«Spreading Nazi symbols is unlawful.»
Laura Langeder on the Vienna exhibition «Disposing of Hitler»
On 8 January 2023 after an extended run, the Haus der Geschichte Österreich in Vienna will dismount its exhibition «Disposing of Hitler. From the Cellar to the Museum» (German: Hitler entsorgen. Vom Keller ins Museum). The exhibit addresses the question of how to deal with private-owned Nazi object bequests. The curators offer insight into their decision-making processes, for instance their criteria for accepting or rejecting Nazi testimonies. Naomi Lubrich corresponded with Laura Langeder, Junior Curator at HDGÖ, as this unusual exhibition comes to a close.
Naomi Lubrich: Laura, how often do people contact the Haus der Geschichte Österreich to give you old Nazi objects?
Laura Langeder: My estimate is that we receive five to ten offers of Nazi-related objects and object groups per month. When we opened our current exhibit, «Disposing of Hitler,» the number increased. Another factor was the lockdowns of 2020 to 2022, which led many private individuals to bring us their estates. Among them were donors of Nazi-related objects, but other donors came as well with unrelated other objects. When people spend time at home, they tidy up.
NL: Why do some of your donors want to give you their Nazi-related objects?
LL: I don’t want to judge their motives, but my impression is that most people have good intentions. Some people can’t estimate whether their objects are historically significant. They’re concerned that the objects may be historically relevant sources. Others don’t want the objects to get into the wrong hands. Our title «Disposing of Hitler» suggests that some people want to rid themselves of their family history, or no longer want to bear the burden of their family’s Nazi past. In museums, family narratives are stored professionally and belong to the public at large. We rarely receive offers to purchase Nazi objects. When we do, we reject them as a matter of principle.
NL: How do you decide whether to accept an object? And under what conditions would you advise donors to get rid of their Nazi-objects?

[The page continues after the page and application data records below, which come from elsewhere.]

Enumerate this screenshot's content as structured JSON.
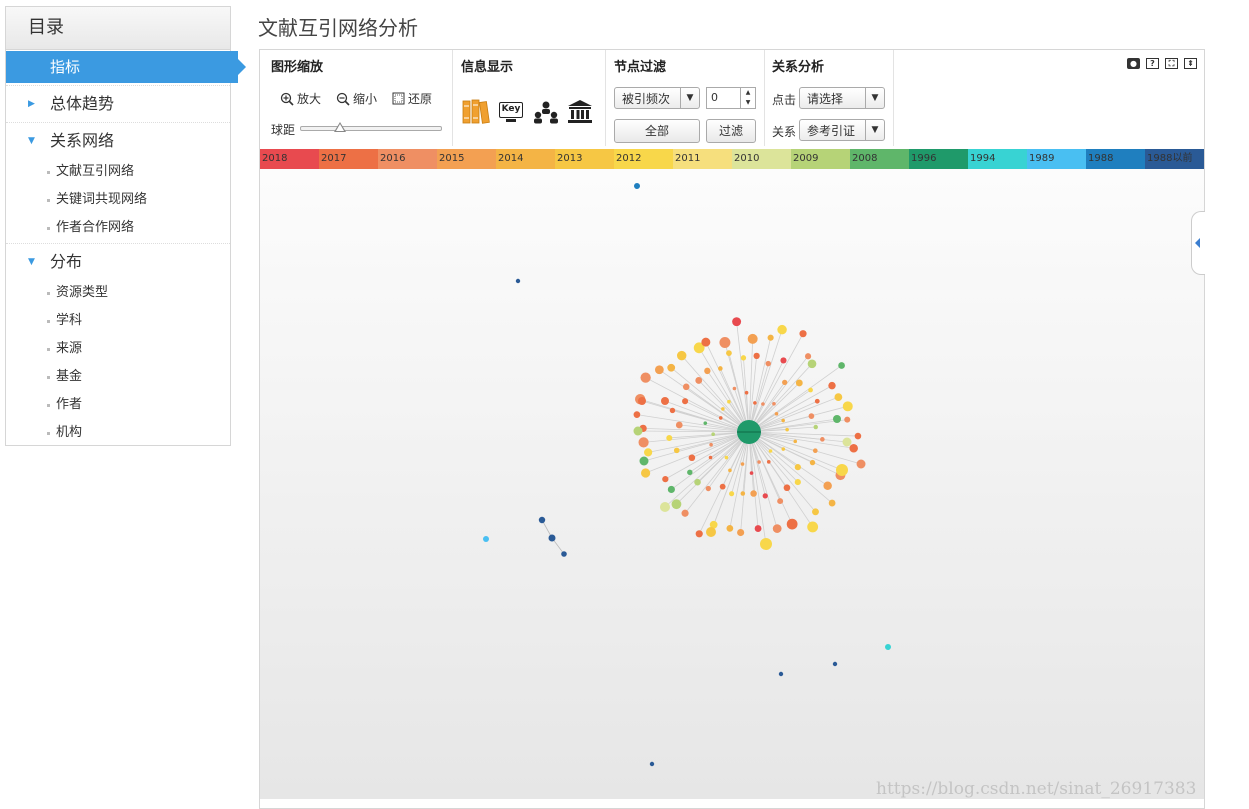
{
  "sidebar": {
    "header": "目录",
    "active_item": "指标",
    "groups": [
      {
        "label": "总体趋势",
        "expanded": false,
        "items": []
      },
      {
        "label": "关系网络",
        "expanded": true,
        "items": [
          "文献互引网络",
          "关键词共现网络",
          "作者合作网络"
        ]
      },
      {
        "label": "分布",
        "expanded": true,
        "items": [
          "资源类型",
          "学科",
          "来源",
          "基金",
          "作者",
          "机构"
        ]
      }
    ]
  },
  "page_title": "文献互引网络分析",
  "toolbar": {
    "zoom": {
      "title": "图形缩放",
      "zoom_in": "放大",
      "zoom_out": "缩小",
      "reset": "还原",
      "distance_label": "球距"
    },
    "display": {
      "title": "信息显示",
      "icons": [
        "books-icon",
        "keyword-icon",
        "people-icon",
        "institution-icon"
      ],
      "key_text": "Key"
    },
    "filter": {
      "title": "节点过滤",
      "select_value": "被引频次",
      "number_value": "0",
      "all_button": "全部",
      "filter_button": "过滤"
    },
    "relation": {
      "title": "关系分析",
      "click_label": "点击",
      "click_value": "请选择",
      "relation_label": "关系",
      "relation_value": "参考引证"
    }
  },
  "years": [
    {
      "label": "2018",
      "color": "#e84a4f"
    },
    {
      "label": "2017",
      "color": "#ed7045"
    },
    {
      "label": "2016",
      "color": "#ef8f63"
    },
    {
      "label": "2015",
      "color": "#f3a052"
    },
    {
      "label": "2014",
      "color": "#f4b445"
    },
    {
      "label": "2013",
      "color": "#f6c744"
    },
    {
      "label": "2012",
      "color": "#f8d74a"
    },
    {
      "label": "2011",
      "color": "#f6df7d"
    },
    {
      "label": "2010",
      "color": "#dce49a"
    },
    {
      "label": "2009",
      "color": "#b6d377"
    },
    {
      "label": "2008",
      "color": "#5fb66a"
    },
    {
      "label": "1996",
      "color": "#1f9a6a"
    },
    {
      "label": "1994",
      "color": "#38d3d3"
    },
    {
      "label": "1989",
      "color": "#49bff2"
    },
    {
      "label": "1988",
      "color": "#1f7fbf"
    },
    {
      "label": "1988以前",
      "color": "#2a5a96"
    }
  ],
  "watermark": "https://blog.csdn.net/sinat_26917383"
}
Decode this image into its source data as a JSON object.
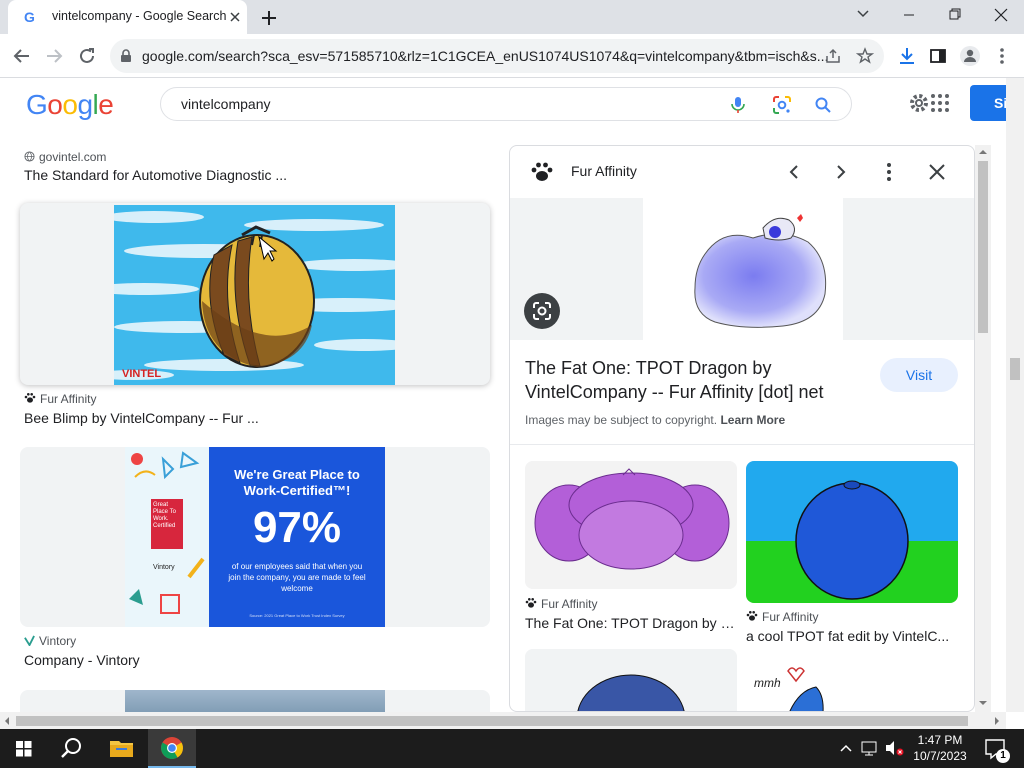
{
  "browser": {
    "tab_title": "vintelcompany - Google Search",
    "url": "google.com/search?sca_esv=571585710&rlz=1C1GCEA_enUS1074US1074&q=vintelcompany&tbm=isch&s..."
  },
  "google": {
    "logo": [
      "G",
      "o",
      "o",
      "g",
      "l",
      "e"
    ],
    "logo_colors": [
      "#4285F4",
      "#EA4335",
      "#FBBC05",
      "#4285F4",
      "#34A853",
      "#EA4335"
    ],
    "query": "vintelcompany",
    "signin_label": "Si"
  },
  "results": [
    {
      "source": "govintel.com",
      "title": "The Standard for Automotive Diagnostic ..."
    },
    {
      "source": "Fur Affinity",
      "title": "Bee Blimp by VintelCompany -- Fur ...",
      "image_text": "VINTEL"
    },
    {
      "source": "Vintory",
      "title": "Company - Vintory",
      "ad": {
        "headline": "We're Great  Place to Work-Certified™!",
        "percent": "97%",
        "body": "of our employees said that when you join the company, you are made to feel welcome",
        "footnote": "Source: 2021 Great Place to Work Trust Index Survey",
        "badge": "Great Place To Work. Certified",
        "brand": "Vintory"
      }
    }
  ],
  "panel": {
    "source": "Fur Affinity",
    "title": "The Fat One: TPOT Dragon by VintelCompany -- Fur Affinity [dot] net",
    "visit_label": "Visit",
    "copyright": "Images may be subject to copyright.",
    "learn_more": "Learn More",
    "related": [
      {
        "source": "Fur Affinity",
        "title": "The Fat One: TPOT Dragon by V..."
      },
      {
        "source": "Fur Affinity",
        "title": "a cool TPOT fat edit by VintelC..."
      },
      {
        "image_text": "mmh"
      }
    ]
  },
  "taskbar": {
    "time": "1:47 PM",
    "date": "10/7/2023",
    "notification_count": "1"
  },
  "colors": {
    "accent": "#1a73e8",
    "chrome_bg": "#dee1e6",
    "taskbar_bg": "#1c1c1c"
  }
}
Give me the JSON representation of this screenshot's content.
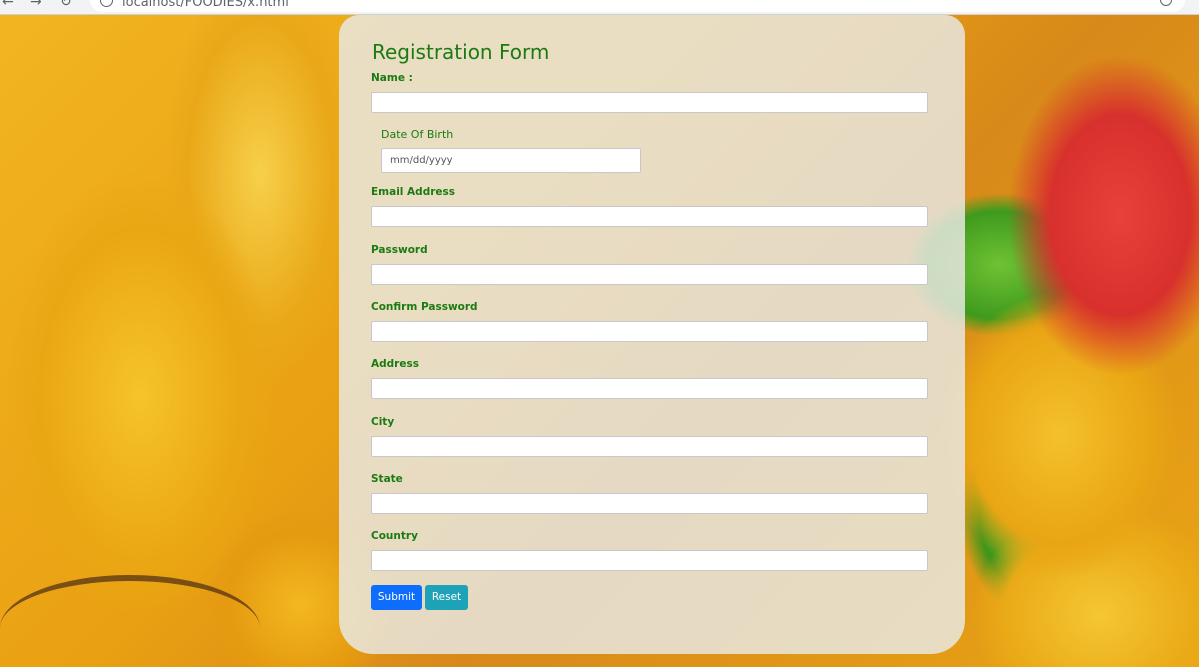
{
  "browser": {
    "url": "localhost/FOODIES/x.html"
  },
  "form": {
    "title": "Registration Form",
    "name_label": "Name :",
    "dob_label": "Date Of Birth",
    "dob_placeholder": "mm/dd/yyyy",
    "email_label": "Email Address",
    "password_label": "Password",
    "confirm_password_label": "Confirm Password",
    "address_label": "Address",
    "city_label": "City",
    "state_label": "State",
    "country_label": "Country",
    "submit_label": "Submit",
    "reset_label": "Reset"
  },
  "colors": {
    "label_green": "#1b7a12",
    "submit_blue": "#0d6efd",
    "reset_teal": "#1ea2b8"
  }
}
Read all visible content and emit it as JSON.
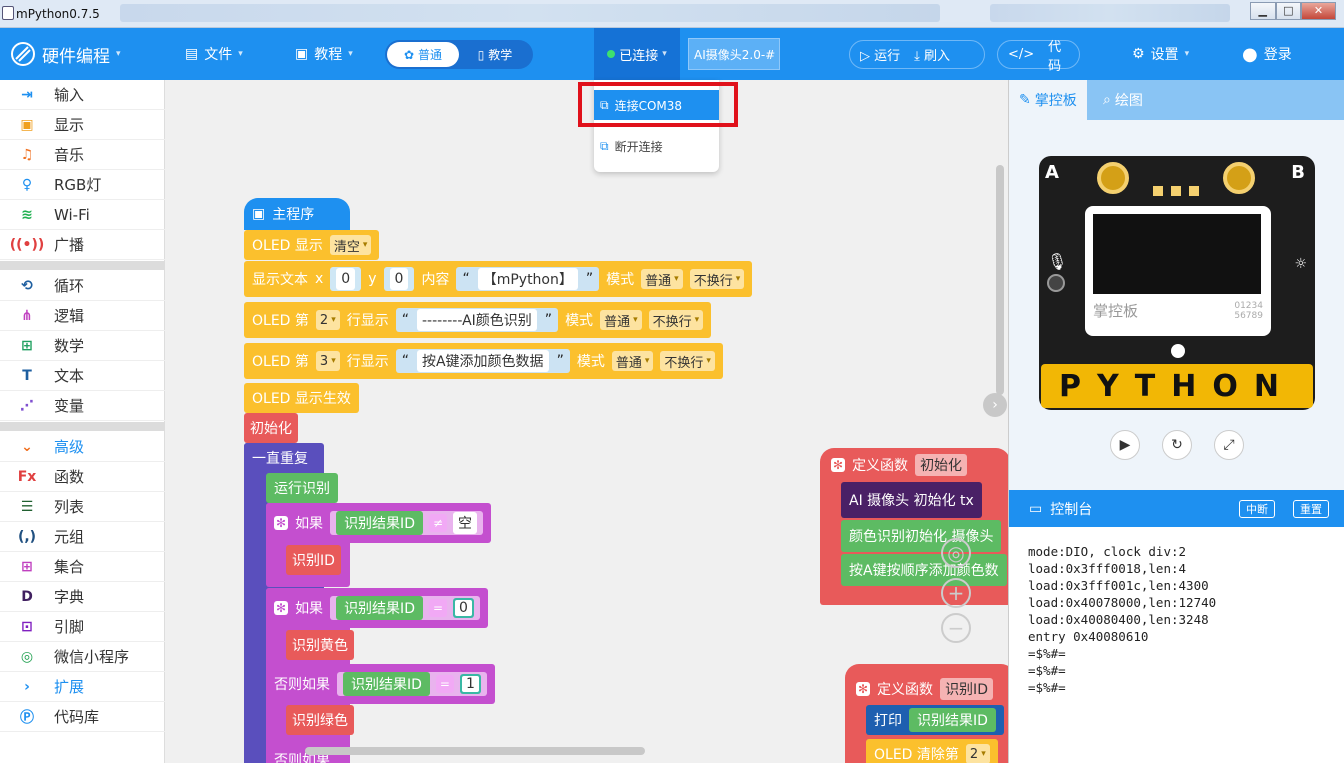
{
  "window": {
    "title": "mPython0.7.5",
    "min": "▁",
    "max": "□",
    "close": "✕"
  },
  "nav": {
    "brand": "硬件编程",
    "file": "文件",
    "tutorial": "教程",
    "mode_normal": "普通",
    "mode_teach": "教学",
    "connection_status": "已连接",
    "camera_select": "AI摄像头2.0-#",
    "run": "运行",
    "flash": "刷入",
    "code": "代码",
    "settings": "设置",
    "login": "登录"
  },
  "connection_menu": {
    "connect": "连接COM38",
    "disconnect": "断开连接"
  },
  "sidebar": {
    "items": [
      {
        "label": "输入",
        "icon": "input-icon",
        "color": "#1e90f0"
      },
      {
        "label": "显示",
        "icon": "display-icon",
        "color": "#f0a020"
      },
      {
        "label": "音乐",
        "icon": "music-icon",
        "color": "#f07020"
      },
      {
        "label": "RGB灯",
        "icon": "bulb-icon",
        "color": "#1e90f0"
      },
      {
        "label": "Wi-Fi",
        "icon": "wifi-icon",
        "color": "#20b050"
      },
      {
        "label": "广播",
        "icon": "broadcast-icon",
        "color": "#e04040"
      },
      {
        "label": "循环",
        "icon": "loop-icon",
        "color": "#1e5fa0"
      },
      {
        "label": "逻辑",
        "icon": "logic-icon",
        "color": "#c040c0"
      },
      {
        "label": "数学",
        "icon": "math-icon",
        "color": "#20a060"
      },
      {
        "label": "文本",
        "icon": "text-icon",
        "color": "#1e5fa0"
      },
      {
        "label": "变量",
        "icon": "variable-icon",
        "color": "#8050d0"
      },
      {
        "label": "高级",
        "icon": "chevron-down-icon",
        "color": "#f07020"
      },
      {
        "label": "函数",
        "icon": "function-icon",
        "color": "#e04040"
      },
      {
        "label": "列表",
        "icon": "list-icon",
        "color": "#206030"
      },
      {
        "label": "元组",
        "icon": "tuple-icon",
        "color": "#205080"
      },
      {
        "label": "集合",
        "icon": "set-icon",
        "color": "#c040c0"
      },
      {
        "label": "字典",
        "icon": "dict-icon",
        "color": "#402060"
      },
      {
        "label": "引脚",
        "icon": "pin-icon",
        "color": "#8020c0"
      },
      {
        "label": "微信小程序",
        "icon": "wechat-icon",
        "color": "#20a050"
      },
      {
        "label": "扩展",
        "icon": "chevron-right-icon",
        "color": "#1e90f0"
      },
      {
        "label": "代码库",
        "icon": "code-library-icon",
        "color": "#1e90f0"
      }
    ]
  },
  "blocks": {
    "main": "主程序",
    "oled_show": "OLED 显示",
    "clear": "清空",
    "show_text": "显示文本",
    "x": "x",
    "x_val": "0",
    "y": "y",
    "y_val": "0",
    "content": "内容",
    "text1": "【mPython】",
    "mode": "模式",
    "normal": "普通",
    "no_wrap": "不换行",
    "oled_line": "OLED 第",
    "line2": "2",
    "line_show": "行显示",
    "text2": "--------AI颜色识别",
    "line3": "3",
    "text3": "按A键添加颜色数据",
    "oled_apply": "OLED 显示生效",
    "init": "初始化",
    "forever": "一直重复",
    "run_recog": "运行识别",
    "if": "如果",
    "recog_result_id": "识别结果ID",
    "neq": "≠",
    "empty": "空",
    "recog_id": "识别ID",
    "eq": "=",
    "zero": "0",
    "recog_yellow": "识别黄色",
    "else_if": "否则如果",
    "one": "1",
    "recog_green": "识别绿色",
    "else_if2": "否则如果",
    "def_func": "定义函数",
    "func_init": "初始化",
    "ai_cam_init": "AI 摄像头 初始化 tx",
    "color_init": "颜色识别初始化 摄像头",
    "press_a": "按A键按顺序添加颜色数",
    "def_func2": "定义函数",
    "func_recog_id": "识别ID",
    "print": "打印",
    "print_arg": "识别结果ID",
    "oled_clear_line": "OLED 清除第",
    "clear_line_val": "2"
  },
  "panel": {
    "tab_control": "掌控板",
    "tab_draw": "绘图",
    "board_label_a": "A",
    "board_label_b": "B",
    "board_logo": "掌控板",
    "board_code": "01234\n56789",
    "board_brand": "PYTHON",
    "console_title": "控制台",
    "interrupt": "中断",
    "reset": "重置",
    "console_lines": [
      "mode:DIO, clock div:2",
      "load:0x3fff0018,len:4",
      "load:0x3fff001c,len:4300",
      "load:0x40078000,len:12740",
      "load:0x40080400,len:3248",
      "entry 0x40080610",
      "=$%#=",
      "=$%#=",
      "=$%#="
    ]
  },
  "colors": {
    "accent": "#1e90f0",
    "highlight": "#e0111b",
    "block_yellow": "#fbc02d",
    "block_magenta": "#c44fcf"
  }
}
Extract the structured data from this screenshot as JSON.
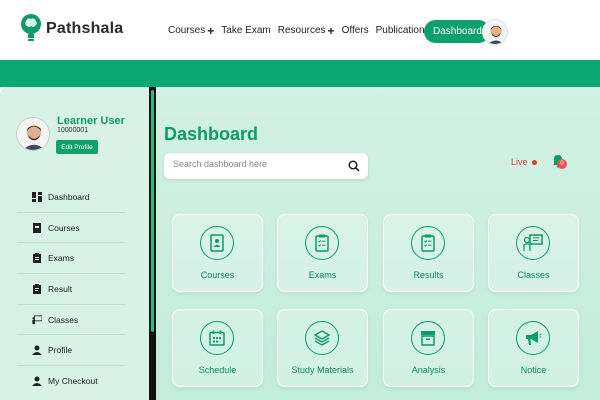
{
  "header": {
    "brand": "Pathshala",
    "nav": [
      {
        "label": "Courses",
        "plus": "+"
      },
      {
        "label": "Take Exam",
        "plus": ""
      },
      {
        "label": "Resources",
        "plus": "+"
      },
      {
        "label": "Offers",
        "plus": ""
      },
      {
        "label": "Publications",
        "plus": ""
      }
    ],
    "dashboard_button": "Dashboard"
  },
  "sidebar": {
    "user_name": "Learner User",
    "user_id": "10000001",
    "edit_profile": "Edit Profile",
    "items": [
      {
        "label": "Dashboard",
        "icon": "grid-icon"
      },
      {
        "label": "Courses",
        "icon": "book-icon"
      },
      {
        "label": "Exams",
        "icon": "clipboard-icon"
      },
      {
        "label": "Result",
        "icon": "clipboard-list-icon"
      },
      {
        "label": "Classes",
        "icon": "presentation-icon"
      },
      {
        "label": "Profile",
        "icon": "user-icon"
      },
      {
        "label": "My Checkout",
        "icon": "user-icon"
      }
    ]
  },
  "main": {
    "title": "Dashboard",
    "search_placeholder": "Search dashboard here",
    "live_label": "Live",
    "notification_count": "0",
    "cards": [
      {
        "label": "Courses",
        "icon": "book-icon"
      },
      {
        "label": "Exams",
        "icon": "clipboard-check-icon"
      },
      {
        "label": "Results",
        "icon": "clipboard-list-icon"
      },
      {
        "label": "Classes",
        "icon": "presentation-icon"
      },
      {
        "label": "Schedule",
        "icon": "calendar-icon"
      },
      {
        "label": "Study Materials",
        "icon": "layers-icon"
      },
      {
        "label": "Analysis",
        "icon": "archive-icon"
      },
      {
        "label": "Notice",
        "icon": "megaphone-icon"
      }
    ]
  },
  "colors": {
    "accent": "#0e9a6a",
    "band": "#0aa773",
    "live": "#e53935"
  }
}
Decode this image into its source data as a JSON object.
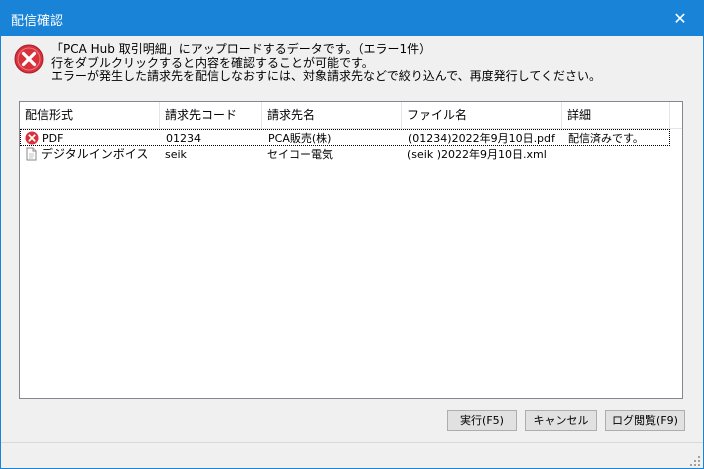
{
  "window": {
    "title": "配信確認",
    "close_glyph": "✕"
  },
  "message": {
    "line1": "「PCA Hub 取引明細」にアップロードするデータです。（エラー1件）",
    "line2": "行をダブルクリックすると内容を確認することが可能です。",
    "line3": "エラーが発生した請求先を配信しなおすには、対象請求先などで絞り込んで、再度発行してください。",
    "icon": "error-icon",
    "icon_color": "#d9303b"
  },
  "table": {
    "columns": [
      "配信形式",
      "請求先コード",
      "請求先名",
      "ファイル名",
      "詳細"
    ],
    "rows": [
      {
        "icon": "error-icon",
        "format": "PDF",
        "code": "01234",
        "name": "PCA販売(株)",
        "file": "(01234)2022年9月10日.pdf",
        "detail": "配信済みです。",
        "selected": true
      },
      {
        "icon": "document-icon",
        "format": "デジタルインボイス",
        "code": "seik",
        "name": "セイコー電気",
        "file": "(seik )2022年9月10日.xml",
        "detail": "",
        "selected": false
      }
    ]
  },
  "buttons": {
    "execute": "実行(F5)",
    "cancel": "キャンセル",
    "log": "ログ閲覧(F9)"
  },
  "colors": {
    "titlebar": "#1883d7",
    "error": "#d9303b"
  }
}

LL: We collect the offers coming in and discuss them with the museum management and the curating staff every week. The criteria for taking objects into our collection are how well they convey history and what they contribute to research. Our most important question is what stories the objects tell: Who kept them? How were they used? What narrative do they convey? If we reject them, we’ll recommend other institutions that might take them. Sometimes we suggest that the family keep the objects, well-contextualized, as part of its history. If the items are not part of a person’s history, or if they’re mass-produced with no singular character, we might recommend that the owners – under certain circumstances – dispose of them.
NL: What are the conditions under which people are allowed to sell Nazi objects on the open market?
LL: I’m not a lawyer, but according to the Austrian Verbots- and Abzeichengesetz (Prohibition and Badge Act), Nazi symbols may not be disseminated. Selling is a form of dissemination and therefore prohibited. At home, unfortunately, you are allowed to keep all kinds of things, as long as you don’t show them to anyone. But the law is currently being debated. In mid-November 2022, decisions were made to tighten the laws. In this case, even the possession of certain objects could be forbidden.
NL: Your exhibition invites the visitors to participate. Did they?
LL: Yes! The visitors discussed their ideas on what to do with Nazi-related objects openly and intensively. Our curators and mediators, Eva Meran, Markus Fösl, and Louise Beckershaus, developed a number of key interactive elements that were popular. At the moment, we’re evaluating the answer cards that visitors left us in the exhibition.
NL: Laura, I’m curious to know what messages they left you. Thank you very much for your insight!
verfasst am 08.01.2023
Photo: Markus Woergoetter